    In 1986, Joseph Szabo took over the helm as director of the Arlington Marching Band. During his tenure, the marching band made many changes that are still in effect today. The marching band began to compete in the Cadets Marching Band Circuit (now USBANDS) and performed for the 1st time at the Meadowlands Stadium.  In 1993, Arlington joined the New York State Field Band Conference (NYSFBC), and has been participating primarily in this circuit ever since. In addition, 1996 marked the first time Arlington participated in a Bands of America (BOA) Regional competition.

    In 1997, Rich Guillen became the director of the Arlington Marching Band.

    The early 2000s brought many changes to the Admirals. In 2001, the band received new uniforms, and started to participate in Musical Arts Conference (MAC) competitions. Two years later, Arlington won their first MAC Championship. In 2004, Arlington won its first New York State Field Band Championship, and a second Musical Arts Conference Championship. That same year, the band participated in their first and only Bands of America Grand National Championship. At that event, they were semifinalists, placing in the top 25 bands in the nation.

    In 2006, Darrell Keech became the director of the Arlington Marching Band.

    The Arlington Admiral Winter Guard experienced a rebirth for the 2009 season, competing in the Scholastic “A” Class of WGI. The Winter Guard has won numerous regional MAC and WGI competitions, and has traveled to Dayton, Ohio, for the WGI World Championships. The Winter Guard was a World Champion “A” Class finalist in 2016.

    More recently, in 2014, a Winter Percussion ensemble was formed. The Percussion Ensemble has competed in the “A” Class MAC, and USBANDS circuits. The ensemble has been undefeated for the last two years, and has won consecutive championships. As a result, they were promoted to the prestigious “Open” Class starting in 2018.

    World-renowned designer Michael Cesario at Fred J. Miller Incorporated designed new uniforms for the band in 2012, and in 2016, the band won their second New York State Field Band Championship in the National Class!

    Arlington celebrates their 50th anniversary with their production entitled “Reflections in Gold,” and looks forward to another 50 years of excellence!

    Arlington Marching Band Directors

    (During the competitive years)
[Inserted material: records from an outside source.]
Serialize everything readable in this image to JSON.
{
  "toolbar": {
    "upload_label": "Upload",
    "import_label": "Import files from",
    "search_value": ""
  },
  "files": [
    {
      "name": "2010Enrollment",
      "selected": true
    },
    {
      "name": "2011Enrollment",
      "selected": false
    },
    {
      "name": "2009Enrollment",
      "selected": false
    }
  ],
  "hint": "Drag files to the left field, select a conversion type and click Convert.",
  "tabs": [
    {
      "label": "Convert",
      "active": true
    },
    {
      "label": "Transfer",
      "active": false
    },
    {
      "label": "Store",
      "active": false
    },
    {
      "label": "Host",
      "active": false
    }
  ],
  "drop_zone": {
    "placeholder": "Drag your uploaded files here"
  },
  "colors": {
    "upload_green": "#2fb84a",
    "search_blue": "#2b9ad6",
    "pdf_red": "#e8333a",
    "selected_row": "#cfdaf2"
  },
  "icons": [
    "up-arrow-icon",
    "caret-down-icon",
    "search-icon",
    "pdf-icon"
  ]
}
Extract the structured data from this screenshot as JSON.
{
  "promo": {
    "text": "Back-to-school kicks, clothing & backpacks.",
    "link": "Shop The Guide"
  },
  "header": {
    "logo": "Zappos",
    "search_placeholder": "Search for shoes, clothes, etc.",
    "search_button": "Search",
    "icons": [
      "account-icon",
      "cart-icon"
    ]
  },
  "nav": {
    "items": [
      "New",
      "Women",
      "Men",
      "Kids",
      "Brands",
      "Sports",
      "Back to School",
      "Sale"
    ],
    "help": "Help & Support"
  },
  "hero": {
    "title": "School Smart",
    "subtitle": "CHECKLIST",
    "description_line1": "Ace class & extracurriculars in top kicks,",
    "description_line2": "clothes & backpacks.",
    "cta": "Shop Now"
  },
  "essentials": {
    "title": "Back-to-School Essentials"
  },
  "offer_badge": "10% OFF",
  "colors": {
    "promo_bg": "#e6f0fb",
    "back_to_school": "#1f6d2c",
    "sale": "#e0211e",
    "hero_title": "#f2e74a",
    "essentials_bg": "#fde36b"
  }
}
        1967-1985               William Sweeney

    1986-1996                   Joseph Szabo

      1997-2005                 Richard Guillen

    2006-Present              Darrell Keech